(Excerpts from an interface dataset)
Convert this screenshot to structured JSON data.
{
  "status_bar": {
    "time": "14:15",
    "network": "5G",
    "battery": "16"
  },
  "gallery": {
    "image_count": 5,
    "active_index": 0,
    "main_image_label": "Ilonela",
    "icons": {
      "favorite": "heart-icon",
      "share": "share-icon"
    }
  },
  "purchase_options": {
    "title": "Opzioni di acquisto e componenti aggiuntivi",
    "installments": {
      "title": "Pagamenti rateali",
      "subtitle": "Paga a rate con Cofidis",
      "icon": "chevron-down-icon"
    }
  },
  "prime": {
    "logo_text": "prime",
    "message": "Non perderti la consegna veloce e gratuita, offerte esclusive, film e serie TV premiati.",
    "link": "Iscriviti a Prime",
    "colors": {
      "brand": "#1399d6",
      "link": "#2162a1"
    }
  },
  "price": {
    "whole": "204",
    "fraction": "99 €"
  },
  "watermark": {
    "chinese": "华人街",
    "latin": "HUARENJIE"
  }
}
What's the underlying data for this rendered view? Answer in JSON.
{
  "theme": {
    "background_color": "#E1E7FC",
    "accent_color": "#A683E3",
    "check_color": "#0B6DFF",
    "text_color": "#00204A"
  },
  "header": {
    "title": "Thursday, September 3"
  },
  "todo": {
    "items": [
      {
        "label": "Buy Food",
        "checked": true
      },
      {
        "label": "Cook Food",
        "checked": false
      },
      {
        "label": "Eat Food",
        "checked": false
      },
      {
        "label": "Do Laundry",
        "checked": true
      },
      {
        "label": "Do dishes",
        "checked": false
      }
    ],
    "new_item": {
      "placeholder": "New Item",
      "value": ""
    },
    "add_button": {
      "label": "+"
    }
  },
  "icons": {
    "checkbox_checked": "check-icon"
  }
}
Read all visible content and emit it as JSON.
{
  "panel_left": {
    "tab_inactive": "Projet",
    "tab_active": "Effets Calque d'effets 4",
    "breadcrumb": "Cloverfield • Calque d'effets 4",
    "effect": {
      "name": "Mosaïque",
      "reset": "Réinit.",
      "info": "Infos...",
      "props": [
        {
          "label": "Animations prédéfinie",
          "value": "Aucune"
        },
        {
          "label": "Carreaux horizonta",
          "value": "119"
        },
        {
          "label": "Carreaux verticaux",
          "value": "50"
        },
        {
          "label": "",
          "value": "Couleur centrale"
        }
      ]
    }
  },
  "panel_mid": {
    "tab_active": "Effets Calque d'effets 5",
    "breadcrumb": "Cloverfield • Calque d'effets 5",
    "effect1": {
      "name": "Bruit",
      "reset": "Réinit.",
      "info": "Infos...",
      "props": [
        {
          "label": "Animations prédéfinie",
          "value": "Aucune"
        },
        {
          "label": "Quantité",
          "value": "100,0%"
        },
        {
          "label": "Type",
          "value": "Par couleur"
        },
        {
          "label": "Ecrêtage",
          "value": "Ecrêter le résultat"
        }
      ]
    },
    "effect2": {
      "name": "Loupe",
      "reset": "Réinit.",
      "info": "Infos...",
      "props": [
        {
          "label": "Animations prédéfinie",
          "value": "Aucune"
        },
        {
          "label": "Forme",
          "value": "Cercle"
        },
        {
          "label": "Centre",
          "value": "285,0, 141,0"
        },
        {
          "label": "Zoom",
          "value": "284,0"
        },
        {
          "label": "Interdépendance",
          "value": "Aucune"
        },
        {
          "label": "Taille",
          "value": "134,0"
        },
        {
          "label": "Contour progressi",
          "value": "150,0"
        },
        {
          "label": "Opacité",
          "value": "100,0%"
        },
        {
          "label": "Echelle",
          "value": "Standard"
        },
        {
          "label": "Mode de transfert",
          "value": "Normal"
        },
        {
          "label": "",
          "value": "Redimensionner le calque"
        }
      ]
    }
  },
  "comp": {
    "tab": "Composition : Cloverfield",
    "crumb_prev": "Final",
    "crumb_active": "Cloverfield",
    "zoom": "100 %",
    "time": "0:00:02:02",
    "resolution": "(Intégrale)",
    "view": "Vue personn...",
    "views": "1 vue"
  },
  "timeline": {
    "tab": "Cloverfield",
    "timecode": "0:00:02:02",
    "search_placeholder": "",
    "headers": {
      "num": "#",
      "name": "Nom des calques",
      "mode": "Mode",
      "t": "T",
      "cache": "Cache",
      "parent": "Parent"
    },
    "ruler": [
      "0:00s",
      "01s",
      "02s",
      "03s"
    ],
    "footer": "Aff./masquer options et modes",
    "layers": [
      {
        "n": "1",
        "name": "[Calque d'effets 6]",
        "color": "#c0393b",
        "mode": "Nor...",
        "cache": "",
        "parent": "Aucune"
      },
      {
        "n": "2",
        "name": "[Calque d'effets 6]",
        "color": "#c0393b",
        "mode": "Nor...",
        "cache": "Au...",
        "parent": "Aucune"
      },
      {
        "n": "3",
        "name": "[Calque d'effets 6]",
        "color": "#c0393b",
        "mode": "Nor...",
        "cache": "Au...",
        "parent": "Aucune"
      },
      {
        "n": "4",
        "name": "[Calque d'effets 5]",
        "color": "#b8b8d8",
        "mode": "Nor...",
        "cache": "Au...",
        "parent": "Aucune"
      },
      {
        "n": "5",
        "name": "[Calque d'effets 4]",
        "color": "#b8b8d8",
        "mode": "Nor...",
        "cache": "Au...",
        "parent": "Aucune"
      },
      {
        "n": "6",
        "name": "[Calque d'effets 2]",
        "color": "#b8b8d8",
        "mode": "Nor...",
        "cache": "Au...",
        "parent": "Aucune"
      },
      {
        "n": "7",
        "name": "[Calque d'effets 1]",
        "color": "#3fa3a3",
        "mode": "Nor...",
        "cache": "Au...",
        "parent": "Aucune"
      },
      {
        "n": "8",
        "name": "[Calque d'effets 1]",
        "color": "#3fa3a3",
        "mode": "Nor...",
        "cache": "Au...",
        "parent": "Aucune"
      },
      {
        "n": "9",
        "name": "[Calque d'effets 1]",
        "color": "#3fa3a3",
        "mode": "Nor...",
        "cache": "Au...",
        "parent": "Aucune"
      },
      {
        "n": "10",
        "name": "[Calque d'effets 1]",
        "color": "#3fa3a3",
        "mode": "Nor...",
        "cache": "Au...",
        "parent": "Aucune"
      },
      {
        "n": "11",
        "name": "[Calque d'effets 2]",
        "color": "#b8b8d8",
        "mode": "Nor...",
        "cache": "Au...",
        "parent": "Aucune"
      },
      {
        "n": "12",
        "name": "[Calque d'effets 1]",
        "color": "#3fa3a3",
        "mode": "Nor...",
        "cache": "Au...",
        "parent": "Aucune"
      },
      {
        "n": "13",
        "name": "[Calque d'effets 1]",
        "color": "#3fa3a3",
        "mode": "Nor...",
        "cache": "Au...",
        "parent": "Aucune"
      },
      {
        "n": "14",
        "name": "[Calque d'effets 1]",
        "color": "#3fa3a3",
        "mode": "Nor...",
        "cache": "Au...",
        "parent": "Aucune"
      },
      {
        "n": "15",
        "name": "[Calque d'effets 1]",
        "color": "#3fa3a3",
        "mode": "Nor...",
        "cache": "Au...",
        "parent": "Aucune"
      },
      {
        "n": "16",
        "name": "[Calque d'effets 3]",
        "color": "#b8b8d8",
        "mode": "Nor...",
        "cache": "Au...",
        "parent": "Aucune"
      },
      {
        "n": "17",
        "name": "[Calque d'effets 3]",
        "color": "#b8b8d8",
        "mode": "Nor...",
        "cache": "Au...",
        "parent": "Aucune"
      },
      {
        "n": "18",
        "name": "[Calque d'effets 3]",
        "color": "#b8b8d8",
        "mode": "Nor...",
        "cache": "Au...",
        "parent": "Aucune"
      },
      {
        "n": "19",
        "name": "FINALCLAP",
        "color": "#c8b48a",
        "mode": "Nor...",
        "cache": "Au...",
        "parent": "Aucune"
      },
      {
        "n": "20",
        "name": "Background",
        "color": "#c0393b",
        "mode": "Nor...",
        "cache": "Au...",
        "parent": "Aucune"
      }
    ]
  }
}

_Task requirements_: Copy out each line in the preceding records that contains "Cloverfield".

_Result of this task_:
    "breadcrumb": "Cloverfield • Calque d'effets 4",
    "breadcrumb": "Cloverfield • Calque d'effets 5",
    "tab": "Composition : Cloverfield",
    "crumb_active": "Cloverfield",
    "tab": "Cloverfield",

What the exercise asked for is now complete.